Every line in the data below that includes "Category" belongs in the answer, copied as it stands.

Dataset records -
•••

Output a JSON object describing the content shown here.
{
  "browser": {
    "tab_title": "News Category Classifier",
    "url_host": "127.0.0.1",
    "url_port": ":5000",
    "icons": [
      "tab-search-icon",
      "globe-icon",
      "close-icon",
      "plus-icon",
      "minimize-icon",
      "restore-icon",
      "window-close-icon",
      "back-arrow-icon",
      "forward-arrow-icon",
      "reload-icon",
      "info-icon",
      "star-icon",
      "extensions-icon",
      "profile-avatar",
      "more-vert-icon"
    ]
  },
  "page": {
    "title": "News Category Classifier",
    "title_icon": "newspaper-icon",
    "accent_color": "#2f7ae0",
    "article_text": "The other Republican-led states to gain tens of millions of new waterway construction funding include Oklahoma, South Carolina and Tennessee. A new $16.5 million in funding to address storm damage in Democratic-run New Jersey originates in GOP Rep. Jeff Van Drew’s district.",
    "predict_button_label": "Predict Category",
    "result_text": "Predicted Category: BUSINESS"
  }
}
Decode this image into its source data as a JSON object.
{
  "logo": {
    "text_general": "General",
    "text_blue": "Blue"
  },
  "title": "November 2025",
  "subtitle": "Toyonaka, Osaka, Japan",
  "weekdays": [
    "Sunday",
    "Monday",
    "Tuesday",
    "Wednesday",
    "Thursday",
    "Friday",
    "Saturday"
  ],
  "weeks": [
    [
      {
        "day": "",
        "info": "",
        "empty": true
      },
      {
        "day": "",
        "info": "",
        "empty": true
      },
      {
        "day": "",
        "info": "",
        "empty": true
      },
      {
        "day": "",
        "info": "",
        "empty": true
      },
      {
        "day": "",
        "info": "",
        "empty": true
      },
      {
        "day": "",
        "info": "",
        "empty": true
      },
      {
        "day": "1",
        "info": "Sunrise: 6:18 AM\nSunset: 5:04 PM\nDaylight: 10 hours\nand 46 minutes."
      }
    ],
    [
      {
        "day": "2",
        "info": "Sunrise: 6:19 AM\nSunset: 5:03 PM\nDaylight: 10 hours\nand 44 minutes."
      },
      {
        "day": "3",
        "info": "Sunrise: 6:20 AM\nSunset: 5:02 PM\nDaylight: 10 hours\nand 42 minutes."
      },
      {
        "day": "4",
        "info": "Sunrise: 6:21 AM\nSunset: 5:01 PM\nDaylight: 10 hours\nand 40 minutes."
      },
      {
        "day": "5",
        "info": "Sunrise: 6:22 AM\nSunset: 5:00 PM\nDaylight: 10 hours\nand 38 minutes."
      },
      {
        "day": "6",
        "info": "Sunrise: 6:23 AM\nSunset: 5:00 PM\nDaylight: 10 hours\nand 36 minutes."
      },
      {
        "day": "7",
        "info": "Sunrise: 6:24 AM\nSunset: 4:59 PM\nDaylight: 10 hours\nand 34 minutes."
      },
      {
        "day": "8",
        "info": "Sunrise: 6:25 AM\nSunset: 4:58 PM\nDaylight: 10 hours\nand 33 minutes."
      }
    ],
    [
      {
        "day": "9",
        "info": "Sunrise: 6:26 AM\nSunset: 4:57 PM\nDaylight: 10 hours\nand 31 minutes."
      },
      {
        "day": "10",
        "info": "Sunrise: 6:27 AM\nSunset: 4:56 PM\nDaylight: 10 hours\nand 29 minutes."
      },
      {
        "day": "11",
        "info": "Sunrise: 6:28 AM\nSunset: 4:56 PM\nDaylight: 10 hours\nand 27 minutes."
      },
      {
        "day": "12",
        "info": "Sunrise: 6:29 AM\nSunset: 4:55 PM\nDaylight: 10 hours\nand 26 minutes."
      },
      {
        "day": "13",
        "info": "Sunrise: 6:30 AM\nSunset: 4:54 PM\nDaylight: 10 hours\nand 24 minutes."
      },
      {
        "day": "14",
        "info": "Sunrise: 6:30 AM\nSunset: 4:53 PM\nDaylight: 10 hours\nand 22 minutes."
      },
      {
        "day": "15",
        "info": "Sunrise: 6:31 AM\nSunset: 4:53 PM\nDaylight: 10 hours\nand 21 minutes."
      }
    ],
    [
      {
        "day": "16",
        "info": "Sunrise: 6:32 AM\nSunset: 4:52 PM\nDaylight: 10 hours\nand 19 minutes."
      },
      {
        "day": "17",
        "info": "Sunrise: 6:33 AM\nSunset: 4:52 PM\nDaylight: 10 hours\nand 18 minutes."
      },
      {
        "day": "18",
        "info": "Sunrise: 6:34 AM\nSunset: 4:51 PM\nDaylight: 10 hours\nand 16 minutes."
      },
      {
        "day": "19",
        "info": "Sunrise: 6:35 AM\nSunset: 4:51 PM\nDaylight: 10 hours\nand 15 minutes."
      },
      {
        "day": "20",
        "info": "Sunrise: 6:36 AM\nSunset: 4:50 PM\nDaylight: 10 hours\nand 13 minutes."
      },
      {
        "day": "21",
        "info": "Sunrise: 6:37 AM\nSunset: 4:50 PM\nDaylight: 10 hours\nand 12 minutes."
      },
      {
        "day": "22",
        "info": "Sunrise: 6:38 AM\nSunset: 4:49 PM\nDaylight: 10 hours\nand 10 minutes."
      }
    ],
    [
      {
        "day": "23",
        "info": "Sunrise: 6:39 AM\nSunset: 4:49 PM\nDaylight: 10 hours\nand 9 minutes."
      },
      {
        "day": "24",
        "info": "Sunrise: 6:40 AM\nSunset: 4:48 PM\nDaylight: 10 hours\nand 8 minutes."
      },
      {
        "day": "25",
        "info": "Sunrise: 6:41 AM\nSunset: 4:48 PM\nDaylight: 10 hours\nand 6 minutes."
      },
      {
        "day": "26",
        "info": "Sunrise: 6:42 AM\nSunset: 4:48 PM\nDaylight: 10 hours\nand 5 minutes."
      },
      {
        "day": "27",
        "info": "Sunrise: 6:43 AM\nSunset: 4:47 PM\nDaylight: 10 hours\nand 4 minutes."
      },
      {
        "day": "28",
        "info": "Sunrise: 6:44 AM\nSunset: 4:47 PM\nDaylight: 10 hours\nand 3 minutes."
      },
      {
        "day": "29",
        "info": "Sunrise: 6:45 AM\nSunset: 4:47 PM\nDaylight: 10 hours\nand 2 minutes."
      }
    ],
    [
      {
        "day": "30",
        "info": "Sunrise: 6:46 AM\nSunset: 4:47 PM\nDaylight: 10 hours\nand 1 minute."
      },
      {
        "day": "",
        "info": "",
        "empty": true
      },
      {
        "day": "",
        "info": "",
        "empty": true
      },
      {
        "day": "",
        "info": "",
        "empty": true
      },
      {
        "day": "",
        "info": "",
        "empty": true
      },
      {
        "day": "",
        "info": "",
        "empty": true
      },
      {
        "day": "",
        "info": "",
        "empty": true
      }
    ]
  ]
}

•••

Response to the exercise -
    "tab_title": "News Category Classifier",
    "title": "News Category Classifier",
    "predict_button_label": "Predict Category",
    "result_text": "Predicted Category: BUSINESS"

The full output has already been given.